The admission fee of 11 euros is less expensive than the 15 euros to get into the Louvre, and you’re more likely to get your money’s worth. I honestly felt completely overwhelmed by the Louvre when I first visited Paris – and I love museums. In just a couple hours at the Musee d’Orsay, however, I felt like I could really cover the full collection. If you’re less interested in art than I am, you could probably swing through in just an hour and feel satisfied with all you’ve seen.
You’re not likely to spy a hunchback in the belltower of this world-famous cathedral on the Ile de la Cite. You are likely to wave away more than one beggar as you try to get a good photo of the flying buttresses. Notre Dame is the most popular admission-free site in Paris.
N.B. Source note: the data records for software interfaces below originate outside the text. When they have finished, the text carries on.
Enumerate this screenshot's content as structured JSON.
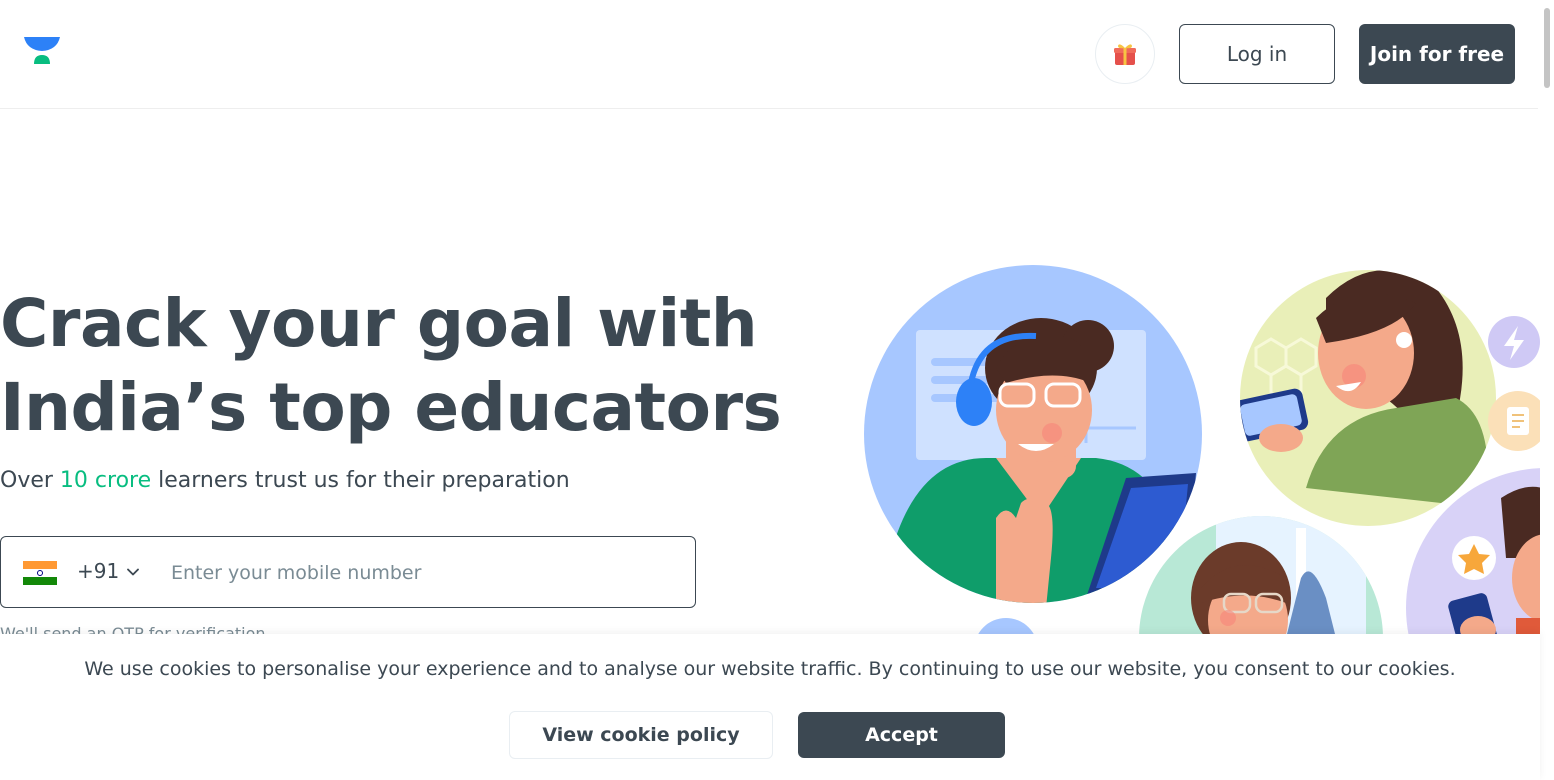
{
  "header": {
    "gift_icon": "gift-icon",
    "login_label": "Log in",
    "join_label": "Join for free"
  },
  "hero": {
    "title_line1": "Crack your goal with",
    "title_line2": "India’s top educators",
    "subtitle_prefix": "Over ",
    "subtitle_highlight": "10 crore",
    "subtitle_suffix": " learners trust us for their preparation"
  },
  "phone_form": {
    "country_code": "+91",
    "flag_icon": "india-flag-icon",
    "placeholder": "Enter your mobile number",
    "value": "",
    "note": "We'll send an OTP for verification"
  },
  "cookie_banner": {
    "text": "We use cookies to personalise your experience and to analyse our website traffic. By continuing to use our website, you consent to our cookies.",
    "policy_label": "View cookie policy",
    "accept_label": "Accept"
  },
  "colors": {
    "primary_dark": "#3c4852",
    "accent_green": "#08bd80",
    "logo_blue": "#2d81f7"
  }
}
You only need to buy a ticket if you plan on heading up one of the towers for a view of the city and a closer look at the gargoyles.
Take a swing through first thing in the morning, when the lines are shortest. This is a superb example of Gothic architecture and it’s not often you can find a must-see attraction with no entry fee. But walking around the interior to see the stained glass is unlikely to take more than an hour and you might feel like there was little ceremony to your visit to such a famous attraction.
Where to go instead: Sainte Chapelle
Right across the street from Notre Dame is the royal church of Sainte-Chapelle. The 10 euro ticket price may seem steep. But once you set foot in the Upper Chapel, I think you’ll agree it blows Notre Dame out of the water. Hands down – this is one of my favorite things to do in Paris.
Sainte Chapelle is also constructed in the Gothic style, but as part of the medieval Palais de la Cite, it’s far grander and more sumptuous than many other churches and cathedrals. Its greatest draw is its stained glass. Fifteen towering panels line the nave and apse of the Upper Chapel. And even the Lower Chapel has a strong air of luxury, with saturated reds, blues, and golds coloring its every corner.
If you have it in your budget, you might consider springing for the 13 euro joint ticket with the Conciergerie next door. This medieval prison was famously used as the death row for prisoners of the French Revolution, including the legendary queen Marie Antoinette. Don’t get your hopes too high – Marie Antoinette’s cell was destroyed and replaced with a chapel in the 19th century, and the modern museum’s replica is rather poorly presented. Only the most avid history buff should plan on including this in their budget.
One of the great beauties of Paris is how unique each neighborhood is. Exploring Montmartre is an entirely different experience to wandering the student-filled Latin Quarter, for example. So why first-time visitors to Paris insist upon spending their limited time on the Champs Elysees is beyond me.
Today this famous street holds little of the uniquely Parisian charm that attracted intellectuals and politicians in its heyday. Tracing a straight line from the Louvre to the Arc de Triomphe, it is still centrally located. But instead of charming Old World cafes, you’ll find the same fast food chains and designer shops you can see in any capital.
Where to go instead: Saint Germain des Pres
Fodor’s calls it “the most classically Parisian neighborhood.” This corner of the sixth arrondisement is no longer the literary haunt it was in the early to mid 20th century. That much it shares with the Champs Elysees. But the similarities stop there. Instead of replacing its traditional cafes and bars with corporate generica, it’s combined that sense of tradition with more tourist-oriented joints. The result is a dynamic neighborhood where you can still find an authentic French country meal (as I did at Au Pied de Fouet), a high-end art gallery, or a lively round of drinks with new friends. If you’d like to go more off the beaten path, Republique and Pigalle are home to some of the more locally-favored bars and restaurants.
Visiting Paris sounds great, but isn’t that expensive? See what I spent on five days in France on my RTW trip.